* **Working data**
────────────────────────────────────────
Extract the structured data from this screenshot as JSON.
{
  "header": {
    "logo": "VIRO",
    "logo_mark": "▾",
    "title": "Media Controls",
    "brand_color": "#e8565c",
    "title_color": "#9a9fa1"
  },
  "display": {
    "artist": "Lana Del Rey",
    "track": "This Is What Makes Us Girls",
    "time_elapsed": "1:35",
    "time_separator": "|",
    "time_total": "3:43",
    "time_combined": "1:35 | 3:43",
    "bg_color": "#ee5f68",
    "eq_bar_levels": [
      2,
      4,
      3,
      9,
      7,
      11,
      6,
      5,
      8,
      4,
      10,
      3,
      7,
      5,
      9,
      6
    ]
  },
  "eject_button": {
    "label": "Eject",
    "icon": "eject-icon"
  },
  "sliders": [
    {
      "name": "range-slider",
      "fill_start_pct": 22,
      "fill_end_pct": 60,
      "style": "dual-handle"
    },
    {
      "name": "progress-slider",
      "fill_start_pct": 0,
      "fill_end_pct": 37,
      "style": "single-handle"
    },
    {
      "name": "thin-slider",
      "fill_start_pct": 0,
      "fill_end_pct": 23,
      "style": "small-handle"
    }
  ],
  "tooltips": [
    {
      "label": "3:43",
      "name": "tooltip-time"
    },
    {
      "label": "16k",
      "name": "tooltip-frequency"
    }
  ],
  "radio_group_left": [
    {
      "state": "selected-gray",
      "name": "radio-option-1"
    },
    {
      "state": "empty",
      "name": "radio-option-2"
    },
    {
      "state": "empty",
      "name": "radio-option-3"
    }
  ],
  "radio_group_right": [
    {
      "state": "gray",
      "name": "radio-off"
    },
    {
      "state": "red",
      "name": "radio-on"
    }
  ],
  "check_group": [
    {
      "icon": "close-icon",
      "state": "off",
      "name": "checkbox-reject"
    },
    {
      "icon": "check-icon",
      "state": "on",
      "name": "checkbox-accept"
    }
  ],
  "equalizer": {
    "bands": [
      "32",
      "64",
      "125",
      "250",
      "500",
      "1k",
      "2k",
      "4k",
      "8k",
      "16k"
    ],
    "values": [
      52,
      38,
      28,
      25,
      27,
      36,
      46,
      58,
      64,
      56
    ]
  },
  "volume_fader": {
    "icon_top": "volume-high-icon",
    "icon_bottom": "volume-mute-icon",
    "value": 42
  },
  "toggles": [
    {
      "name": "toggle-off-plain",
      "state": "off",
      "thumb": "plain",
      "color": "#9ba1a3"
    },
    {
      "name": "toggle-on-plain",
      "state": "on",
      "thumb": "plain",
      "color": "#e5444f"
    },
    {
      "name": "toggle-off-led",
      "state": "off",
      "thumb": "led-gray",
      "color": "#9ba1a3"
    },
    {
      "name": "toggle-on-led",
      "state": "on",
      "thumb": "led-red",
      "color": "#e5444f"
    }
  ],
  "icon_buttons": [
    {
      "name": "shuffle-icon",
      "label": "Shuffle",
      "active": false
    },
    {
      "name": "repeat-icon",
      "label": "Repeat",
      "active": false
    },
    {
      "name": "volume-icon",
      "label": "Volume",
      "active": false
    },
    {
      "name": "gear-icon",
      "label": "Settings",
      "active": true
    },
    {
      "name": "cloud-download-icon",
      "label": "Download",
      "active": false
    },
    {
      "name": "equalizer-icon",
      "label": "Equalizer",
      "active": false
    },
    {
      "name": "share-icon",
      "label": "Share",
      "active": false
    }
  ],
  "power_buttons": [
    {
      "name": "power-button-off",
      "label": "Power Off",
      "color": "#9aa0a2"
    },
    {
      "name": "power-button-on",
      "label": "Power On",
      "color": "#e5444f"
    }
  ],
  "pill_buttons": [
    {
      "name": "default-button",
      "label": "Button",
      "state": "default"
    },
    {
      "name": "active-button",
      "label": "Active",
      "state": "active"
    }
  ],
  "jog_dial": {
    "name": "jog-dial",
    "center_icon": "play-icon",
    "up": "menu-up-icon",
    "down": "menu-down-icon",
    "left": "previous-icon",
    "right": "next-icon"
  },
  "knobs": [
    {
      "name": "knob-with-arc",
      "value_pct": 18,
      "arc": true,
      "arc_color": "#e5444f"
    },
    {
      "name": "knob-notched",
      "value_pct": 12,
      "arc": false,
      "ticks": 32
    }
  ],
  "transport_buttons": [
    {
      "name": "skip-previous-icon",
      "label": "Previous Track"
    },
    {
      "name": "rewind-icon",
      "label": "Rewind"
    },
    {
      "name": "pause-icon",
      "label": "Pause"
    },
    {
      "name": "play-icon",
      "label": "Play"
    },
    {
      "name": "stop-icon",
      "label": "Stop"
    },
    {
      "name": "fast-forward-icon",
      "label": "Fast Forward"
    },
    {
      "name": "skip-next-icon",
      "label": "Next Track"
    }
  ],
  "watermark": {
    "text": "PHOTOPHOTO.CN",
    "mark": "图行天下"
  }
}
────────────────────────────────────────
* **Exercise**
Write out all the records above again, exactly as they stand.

* **Solution below**
Extract the structured data from this screenshot as JSON.
{
  "header": {
    "logo": "VIRO",
    "logo_mark": "▾",
    "title": "Media Controls",
    "brand_color": "#e8565c",
    "title_color": "#9a9fa1"
  },
  "display": {
    "artist": "Lana Del Rey",
    "track": "This Is What Makes Us Girls",
    "time_elapsed": "1:35",
    "time_separator": "|",
    "time_total": "3:43",
    "time_combined": "1:35 | 3:43",
    "bg_color": "#ee5f68",
    "eq_bar_levels": [
      2,
      4,
      3,
      9,
      7,
      11,
      6,
      5,
      8,
      4,
      10,
      3,
      7,
      5,
      9,
      6
    ]
  },
  "eject_button": {
    "label": "Eject",
    "icon": "eject-icon"
  },
  "sliders": [
    {
      "name": "range-slider",
      "fill_start_pct": 22,
      "fill_end_pct": 60,
      "style": "dual-handle"
    },
    {
      "name": "progress-slider",
      "fill_start_pct": 0,
      "fill_end_pct": 37,
      "style": "single-handle"
    },
    {
      "name": "thin-slider",
      "fill_start_pct": 0,
      "fill_end_pct": 23,
      "style": "small-handle"
    }
  ],
  "tooltips": [
    {
      "label": "3:43",
      "name": "tooltip-time"
    },
    {
      "label": "16k",
      "name": "tooltip-frequency"
    }
  ],
  "radio_group_left": [
    {
      "state": "selected-gray",
      "name": "radio-option-1"
    },
    {
      "state": "empty",
      "name": "radio-option-2"
    },
    {
      "state": "empty",
      "name": "radio-option-3"
    }
  ],
  "radio_group_right": [
    {
      "state": "gray",
      "name": "radio-off"
    },
    {
      "state": "red",
      "name": "radio-on"
    }
  ],
  "check_group": [
    {
      "icon": "close-icon",
      "state": "off",
      "name": "checkbox-reject"
    },
    {
      "icon": "check-icon",
      "state": "on",
      "name": "checkbox-accept"
    }
  ],
  "equalizer": {
    "bands": [
      "32",
      "64",
      "125",
      "250",
      "500",
      "1k",
      "2k",
      "4k",
      "8k",
      "16k"
    ],
    "values": [
      52,
      38,
      28,
      25,
      27,
      36,
      46,
      58,
      64,
      56
    ]
  },
  "volume_fader": {
    "icon_top": "volume-high-icon",
    "icon_bottom": "volume-mute-icon",
    "value": 42
  },
  "toggles": [
    {
      "name": "toggle-off-plain",
      "state": "off",
      "thumb": "plain",
      "color": "#9ba1a3"
    },
    {
      "name": "toggle-on-plain",
      "state": "on",
      "thumb": "plain",
      "color": "#e5444f"
    },
    {
      "name": "toggle-off-led",
      "state": "off",
      "thumb": "led-gray",
      "color": "#9ba1a3"
    },
    {
      "name": "toggle-on-led",
      "state": "on",
      "thumb": "led-red",
      "color": "#e5444f"
    }
  ],
  "icon_buttons": [
    {
      "name": "shuffle-icon",
      "label": "Shuffle",
      "active": false
    },
    {
      "name": "repeat-icon",
      "label": "Repeat",
      "active": false
    },
    {
      "name": "volume-icon",
      "label": "Volume",
      "active": false
    },
    {
      "name": "gear-icon",
      "label": "Settings",
      "active": true
    },
    {
      "name": "cloud-download-icon",
      "label": "Download",
      "active": false
    },
    {
      "name": "equalizer-icon",
      "label": "Equalizer",
      "active": false
    },
    {
      "name": "share-icon",
      "label": "Share",
      "active": false
    }
  ],
  "power_buttons": [
    {
      "name": "power-button-off",
      "label": "Power Off",
      "color": "#9aa0a2"
    },
    {
      "name": "power-button-on",
      "label": "Power On",
      "color": "#e5444f"
    }
  ],
  "pill_buttons": [
    {
      "name": "default-button",
      "label": "Button",
      "state": "default"
    },
    {
      "name": "active-button",
      "label": "Active",
      "state": "active"
    }
  ],
  "jog_dial": {
    "name": "jog-dial",
    "center_icon": "play-icon",
    "up": "menu-up-icon",
    "down": "menu-down-icon",
    "left": "previous-icon",
    "right": "next-icon"
  },
  "knobs": [
    {
      "name": "knob-with-arc",
      "value_pct": 18,
      "arc": true,
      "arc_color": "#e5444f"
    },
    {
      "name": "knob-notched",
      "value_pct": 12,
      "arc": false,
      "ticks": 32
    }
  ],
  "transport_buttons": [
    {
      "name": "skip-previous-icon",
      "label": "Previous Track"
    },
    {
      "name": "rewind-icon",
      "label": "Rewind"
    },
    {
      "name": "pause-icon",
      "label": "Pause"
    },
    {
      "name": "play-icon",
      "label": "Play"
    },
    {
      "name": "stop-icon",
      "label": "Stop"
    },
    {
      "name": "fast-forward-icon",
      "label": "Fast Forward"
    },
    {
      "name": "skip-next-icon",
      "label": "Next Track"
    }
  ],
  "watermark": {
    "text": "PHOTOPHOTO.CN",
    "mark": "图行天下"
  }
}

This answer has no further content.